Camp counselors don’t need to be experts. They don’t need to know any answers. Questions are way more powerful than answers at sparking wonder in children. You can explore questions and search for the answers together. It’s important to give them permission to not know anything.
Ultimately, our goal is to give kids new experiences in nature, so they notice it, engage with it, and wonder about it.
Just start noticing the nature around you; then let kids truly engage, get muddy, pick up sticks. . . . Nature connection happens through active, bodily engagement. The risks are minimal. If they’ve never had any opportunity to take risks, they won’t be very good at navigating risks when they’re older teens.

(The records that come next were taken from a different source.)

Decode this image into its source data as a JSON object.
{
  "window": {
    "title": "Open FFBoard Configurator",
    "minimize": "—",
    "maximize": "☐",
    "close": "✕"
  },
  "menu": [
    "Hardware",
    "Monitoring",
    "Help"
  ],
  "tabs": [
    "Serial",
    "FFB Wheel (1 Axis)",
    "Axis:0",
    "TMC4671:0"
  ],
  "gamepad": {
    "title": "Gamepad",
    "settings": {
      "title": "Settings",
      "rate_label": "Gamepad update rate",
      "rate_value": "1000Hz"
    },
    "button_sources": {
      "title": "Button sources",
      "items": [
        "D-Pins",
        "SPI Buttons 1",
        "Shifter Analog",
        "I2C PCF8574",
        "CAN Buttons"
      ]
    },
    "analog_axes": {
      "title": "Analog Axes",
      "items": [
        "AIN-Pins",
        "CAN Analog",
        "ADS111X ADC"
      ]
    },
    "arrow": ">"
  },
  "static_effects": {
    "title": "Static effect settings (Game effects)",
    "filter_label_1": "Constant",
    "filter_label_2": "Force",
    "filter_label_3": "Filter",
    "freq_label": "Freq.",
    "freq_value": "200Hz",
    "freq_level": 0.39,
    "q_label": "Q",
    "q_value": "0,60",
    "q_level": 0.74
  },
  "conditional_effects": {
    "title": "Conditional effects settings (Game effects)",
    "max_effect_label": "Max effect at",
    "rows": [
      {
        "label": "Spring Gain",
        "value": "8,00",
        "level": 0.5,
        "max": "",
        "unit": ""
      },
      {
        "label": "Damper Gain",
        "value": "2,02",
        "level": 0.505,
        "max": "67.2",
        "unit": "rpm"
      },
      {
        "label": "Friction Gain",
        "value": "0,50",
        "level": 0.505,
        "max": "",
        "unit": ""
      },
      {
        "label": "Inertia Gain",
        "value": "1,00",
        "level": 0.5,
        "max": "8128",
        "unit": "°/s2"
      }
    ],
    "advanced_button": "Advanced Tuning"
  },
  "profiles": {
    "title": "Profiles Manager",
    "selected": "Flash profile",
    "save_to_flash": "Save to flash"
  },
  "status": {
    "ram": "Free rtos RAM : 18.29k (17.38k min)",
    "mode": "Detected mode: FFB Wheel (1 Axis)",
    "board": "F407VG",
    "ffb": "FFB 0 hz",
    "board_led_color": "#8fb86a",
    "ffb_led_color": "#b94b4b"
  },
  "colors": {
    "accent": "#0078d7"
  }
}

Ask kids questions. Get them to talk about their story. What did they see? What did they learn? And adults can tell stories. What was it like to play Kick the Can as a kid? Then they’re going to want to go out and have those experiences as well.
Those are the powerful tools you can use together to foster a nature connection.
Any other advice for camps as to the role they can play in kick-starting a nature revolution?
Two words: fun experiences. The fun element has to be there, and there has to be this experiential thing where you’re pushing limits.
Tie a rope between trees, blindfold kids, and have them navigate by following the rope. Set up stations where they have to use their senses to notice what’s around them. That’s one example of how to create a new experience, to open their senses and experience the world in a different way.
You could do the same kind of thing in a canoe or hiking up a mountain — the key is if you show, as an adult, that you value nature and have fun out in those situations, then kids will too. That’s the most important thing about mentoring.
To camp counselors, I say connecting kids to nature is some of the most important work of our time; it is easy to do, and you don’t need to be intimidated by it.
The real challenge should be keeping that sense of wonder alive. For most kids, it’s beaten out of them by the time they’re ten or 11. Whatever we can do to build that sense of wonder through telling stories, asking questions — that is one of the most important things you can do.
Photos courtesy of Camp John Marc, Bosque County, Texas